“During rituals or burial, aunties, wear Mapala on the neck as they take charge of the programme,” said Mr Ndou. “The Makunda are worn by women on their legs around the sheens and young girls wear clothes known as Shedo and they usually keep the breast outside.”
Mr Ndou said men used to put on what is known as Tshindi; an animal skin used to cover genitals, but now the Venda fabric was being customised to blend with all fashion tastes.
He said the elders were working hard to ensure that the tradition is taught in initiation schools for both boys and girls.
Mr Ndou, a historian, also commended the Government for recognising Tshivenda as an official language in Zimbabwe.
“This will help us preserve our culture through the education of our children and all those willing to learn more about us,” said Mr Ndou.
“It is now up to those with the vast knowledge on the culture to create or come up with relevant content that ensures the true ethos and cultural heritage is preserved.

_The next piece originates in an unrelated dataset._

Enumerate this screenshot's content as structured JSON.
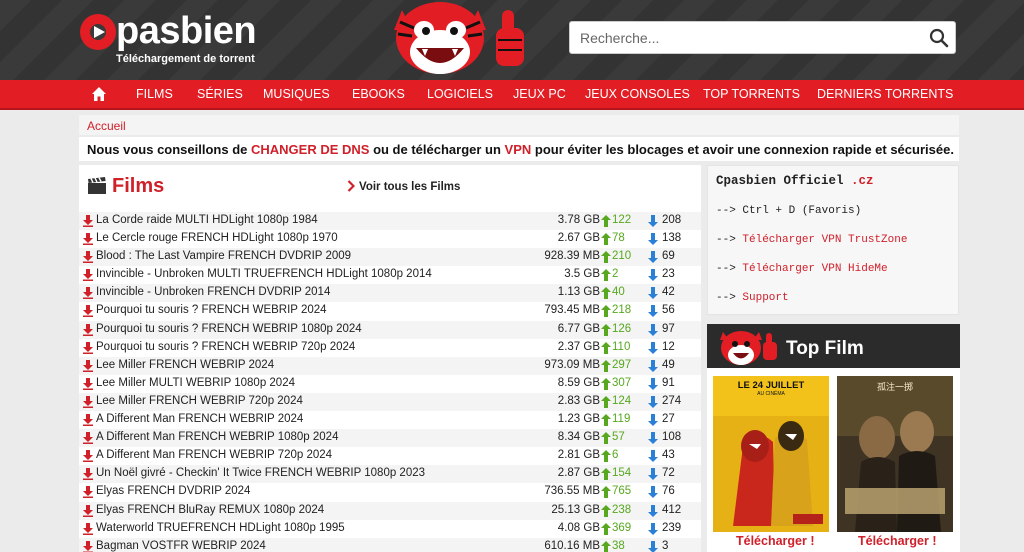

“The construction of cultural centres and regular hosting of culture days and revival of related events will help keep the Venda DNA intact.”
Beitbridge’s paramount traditional leader, Chief Tshitaudze (David Mbedzi), said development agencies and local authorities should channel more resources towards the construction of more cultural centres.
He said well-developed cultural centres were a key component that could help grow community-based tourism initiatives.
Chief Tshitaudze said it was critical for Zimbabweans to celebrate cultural diversity and to recognise the need to promote social cohesion for greater nation-building.
Women’s clubs around the district, he said, should take up business opportunities that come with the creation of the cultural centres.
He said they could sell curios, traditional baskets, meals, and clothing items, among other things.
In separate interviews, youths from across Beitbridge district said they were proud of their culture and the identity that comes with wearing related regalia.
“We feel proud when we dress up in Tshivenda clothes, they give us a sense of self-pride as young people,” said Miss Adrian Muleya from the Tshiraralani area.
“We must be proud of who we are and at the same time we must keep learning about our culture from the community elders, so that we may pass it to the next generation.”
Mr Raniel Ndou of Tongwe said Venda attire was one of the best in Africa.
He said one could use the fabric to design modern fashion tastes without losing the cultural identity.
“I feel proud to wear various designs of Tshivenda clothes and will continue to do so and the love for such clothes is also growing among my family members,” said Mr Ndou.
Miss Elizabeth Moyo said the construction of more cultural centres around Beitbridge will help to nature talent for those willing to pursue arts as a career.
The availability and accessibility of cultural information closer to the people, she said, would help to build the confidence of most young people who would learn a lot from historians and the community leaders at these centres.
“The sale of Tshivenda fabric has become a lucrative business because everyone here wants to at least have something with Venda colours in their wardrobes,” said Miss Moyo.
Miss Talent Moyo of the Tshapfuche area said she was earning a living from selling Venda fabrics.
She said sales peak during the wedding season between April and December and when people prepare for lobola negotiations.
She said the bulky of the buyers of the clothes that sell for around R100 per metre were Venda speakers.
Few others from a cross-section of tribes also buy the clothes.